Christianity, aiming at the spirit, will abolish the care of the body, but Christianisation will exalt oil as a medicine and even more as a remedy. The barbaric invasions and the demise of the empire led to the dispersion of the Greek-Roman medical texts; medicine survived in monasteries where oil was liturgy, food, light. The Islamic invasion brought back to light the classic texts: the oil is again understood as a potential architect for the harmony between human and plant nature, which is at the base of the teachings of the Medical School of Salerno, dating back to the 10th century. The improved living conditions, the intercultural contacts, the invention of the press, the Renaissance fervour will increasingly refer to the semplici, found in the Botanical Gardens and in the Herbaria studied in the Universities. With the advance of the Renaissance and the split between academic and popular medicine, oil remains unchallenged, whether in the scientific orientation of the former or in the ever more inclined towards the magic-religious dimension of the latter.

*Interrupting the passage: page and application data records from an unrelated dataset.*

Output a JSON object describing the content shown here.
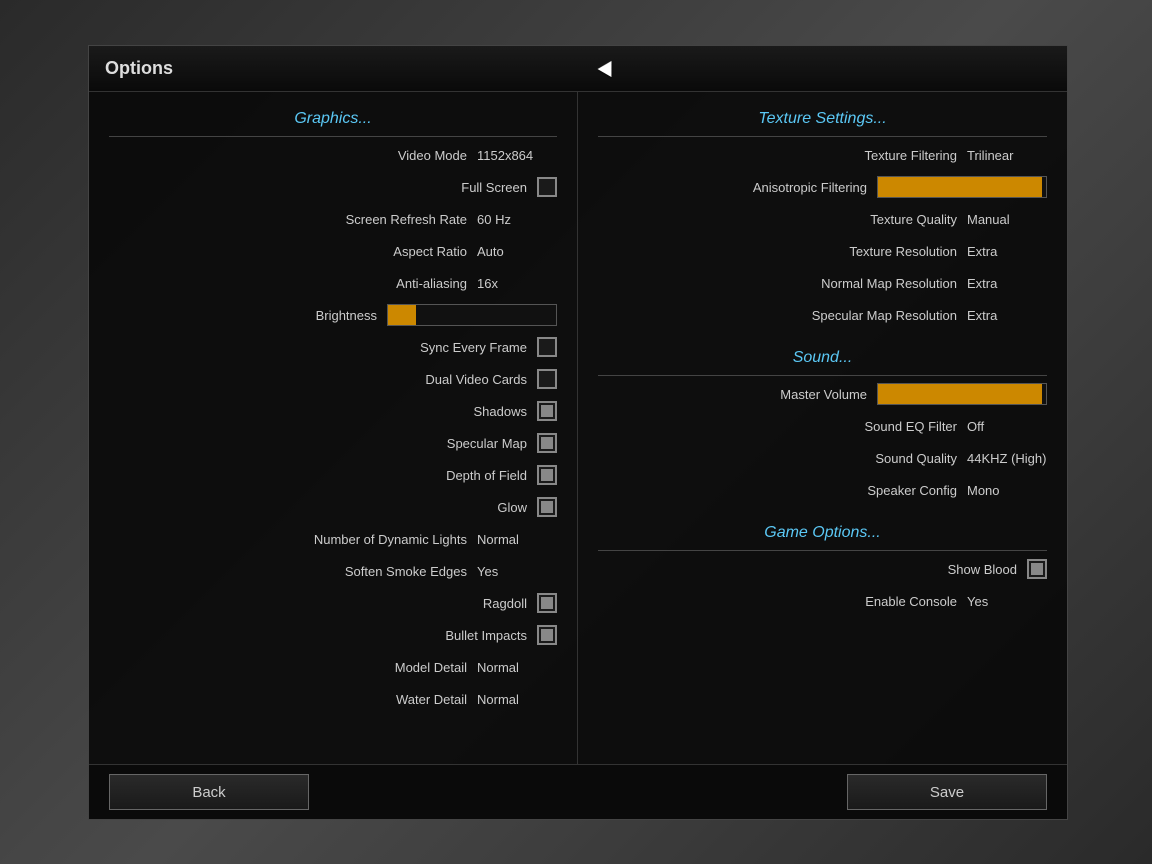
{
  "window": {
    "title": "Options"
  },
  "graphics": {
    "section_title": "Graphics...",
    "video_mode_label": "Video Mode",
    "video_mode_value": "1152x864",
    "fullscreen_label": "Full Screen",
    "fullscreen_checked": false,
    "refresh_rate_label": "Screen Refresh Rate",
    "refresh_rate_value": "60 Hz",
    "aspect_ratio_label": "Aspect Ratio",
    "aspect_ratio_value": "Auto",
    "anti_aliasing_label": "Anti-aliasing",
    "anti_aliasing_value": "16x",
    "brightness_label": "Brightness",
    "sync_frame_label": "Sync Every Frame",
    "sync_frame_checked": false,
    "dual_video_label": "Dual Video Cards",
    "dual_video_checked": false,
    "shadows_label": "Shadows",
    "shadows_checked": true,
    "specular_map_label": "Specular Map",
    "specular_map_checked": true,
    "depth_of_field_label": "Depth of Field",
    "depth_of_field_checked": true,
    "glow_label": "Glow",
    "glow_checked": true,
    "dynamic_lights_label": "Number of Dynamic Lights",
    "dynamic_lights_value": "Normal",
    "smoke_edges_label": "Soften Smoke Edges",
    "smoke_edges_value": "Yes",
    "ragdoll_label": "Ragdoll",
    "ragdoll_checked": true,
    "bullet_impacts_label": "Bullet Impacts",
    "bullet_impacts_checked": true,
    "model_detail_label": "Model Detail",
    "model_detail_value": "Normal",
    "water_detail_label": "Water Detail",
    "water_detail_value": "Normal"
  },
  "texture": {
    "section_title": "Texture Settings...",
    "filtering_label": "Texture Filtering",
    "filtering_value": "Trilinear",
    "aniso_label": "Anisotropic Filtering",
    "quality_label": "Texture Quality",
    "quality_value": "Manual",
    "resolution_label": "Texture Resolution",
    "resolution_value": "Extra",
    "normal_map_label": "Normal Map Resolution",
    "normal_map_value": "Extra",
    "specular_map_label": "Specular Map Resolution",
    "specular_map_value": "Extra"
  },
  "sound": {
    "section_title": "Sound...",
    "master_volume_label": "Master Volume",
    "eq_filter_label": "Sound EQ Filter",
    "eq_filter_value": "Off",
    "quality_label": "Sound Quality",
    "quality_value": "44KHZ (High)",
    "speaker_label": "Speaker Config",
    "speaker_value": "Mono"
  },
  "game": {
    "section_title": "Game Options...",
    "show_blood_label": "Show Blood",
    "show_blood_checked": true,
    "console_label": "Enable Console",
    "console_value": "Yes"
  },
  "buttons": {
    "back": "Back",
    "save": "Save"
  }
}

At the museum, the path illustrating olive growing begins with the botanical premise concerning the plant, supported by the plates by Adelaide Leoni, illustrator of the CNR (National Research Council), depicting the cultivars found in Umbria. To the same CNR we owe the panels detailing the phases, places and diffusion of olive growing, from the origins to the present. To the Georgofili Academy we owe the reproduction of the precious archive papers that represent the olive tree cultivation, from planting to harvesting; the reproductions are accompanied by actual tools of the trade. To professor Giuseppe Fontanazza we owe the images and notes on the current olive growing trends. Still to the Georgofili belongs the photograph (early 20th century) enlarged as a backdrop, it depicts the harvesting from a millennial olive tree in Apulia. The history of the mill and the presence of typologies – animal and hydraulic traction – are followed by the updating on techniques in use.
In room VI we find a set of “cabrei”; these are cadastral maps, specifically in use in the 17th and 19th centuries, documenting the land ownership of religious communities or noble families, of which they carry the coats of arms. The documents minutely describe the cultivated typologies, witnessing to the wide diffusion of olive growing in Umbria.
Nella sala VI, un gruppo di “cabrei” (carte catastali, particolarmente in uso nei secoli XVII e XIX, di possedimenti di Comunità religiose o di famiglie nobiliari di cui portano l’arme) reca minutamente descritti i coltivati, testimoniando la frequenza dell’olivicoltura in Umbria.